As I listened silently, my daughter emphatically told her friend that she needed to block this boy online and avoid him in the halls.  If he approached her, she should confront him directly about how inappropriate his questions were.

Scene 2

Later that night, my daughter, husband and I were watching a TV show called Catfish.  It’s a show about online relationships where one person is often not who or what they appear and the host brings the two parties together to reveal the truth.  In this episode, a young man was essentially stalking a girl and being very obsessive. During the confrontation scene the young man was very socially awkward.  His mannerisms and body language made everyone on the show very uncomfortable. I closely watched my daughter’s reactions.  She winced and recoiled in places.  She was wide-eyed in others.

At the commercial break, my husband asked her what she thought of the whole interaction. Her response surprised me.

She recounted the young man’s behavior.

  • He didn’t read any clues about the girl’s refusal to meet him
  • He seemed clingy and didn’t read social cues
  • He would wring his hands and dart his eyes erratically
  • He was awkward and made everyone uncomfortable

After recounting all the reasons she was repulsed by this guy, she looked at me and said “You taught me how to see all that” with a “duh” tone that every teen girl has perfected.  I was taken aback. I don’t ever remember teaching her to look for those things specifically but she was certain that I had.

The conscience of children is formed by the influences that surround them; their notions of good and evil are the result of the moral atmosphere they breathe. – John Paul Richter

The Conclusion

As a mother of a daughter, I worry constantly about all the traps that young women fall into. Wanting attention, wanting to fit in, not speaking up for themselves, not setting healthy boundaries, etc. I have never sat down and said “here’s a list of behaviors to look for” but I have always tried to help her recognize how she feels in response to things. To be aware of her surroundings and things that didn’t look or feel right. Apparently she was paying attention.

Twice in one day, I saw my daughter respond in the way I had hoped.  She recognized inappropriate and uncomfortable behavior, then responded accordingly.  It’s moments like this, the trial runs, which help her to practice for the bigger events later in life. Refining these skills and testing her boundaries now will pay off later.  My hope is that these moments will help her recognize the erratic man who means her harm, the obsessive boyfriend or date that is too aggressive. I hope it gives her strength to ask for what she needs and walk away from things that aren’t healthy.

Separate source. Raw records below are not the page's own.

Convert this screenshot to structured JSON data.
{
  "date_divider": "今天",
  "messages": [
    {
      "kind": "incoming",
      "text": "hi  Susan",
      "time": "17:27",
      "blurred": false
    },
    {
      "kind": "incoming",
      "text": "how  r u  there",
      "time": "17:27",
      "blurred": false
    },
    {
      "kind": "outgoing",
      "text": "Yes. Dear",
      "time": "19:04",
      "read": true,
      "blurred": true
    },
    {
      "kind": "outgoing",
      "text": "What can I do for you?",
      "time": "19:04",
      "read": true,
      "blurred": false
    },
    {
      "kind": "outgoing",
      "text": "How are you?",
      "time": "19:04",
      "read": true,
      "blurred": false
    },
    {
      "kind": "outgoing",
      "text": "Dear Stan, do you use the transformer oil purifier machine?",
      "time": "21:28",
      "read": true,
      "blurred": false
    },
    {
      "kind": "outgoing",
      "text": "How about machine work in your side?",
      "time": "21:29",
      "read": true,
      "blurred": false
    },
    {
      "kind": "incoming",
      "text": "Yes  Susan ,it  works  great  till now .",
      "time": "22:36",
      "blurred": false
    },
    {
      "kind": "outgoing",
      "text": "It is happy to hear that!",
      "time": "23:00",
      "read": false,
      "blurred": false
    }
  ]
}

We can teach kids the obvious stuff but it’s the fuzzy stuff that’s harder.  Some of it is definable, some is more instinctual. Intentional instruction is more than a conversation. It’s not a list of do’s and don’ts.  It’s woven into everyday events.  It’s practicing a skill and building confidence. Teaching my daughter situational awareness or setting healthy boundaries is a series of conversations – every day.  It’s setting an example for her in my own behavior – sometimes, what NOT to do and admitting my failures.

Whether you are a parent or not, you influence people every day. The question is – What are they learning from you?

Nothing is so potent as the silent influence of a good example. – James Kent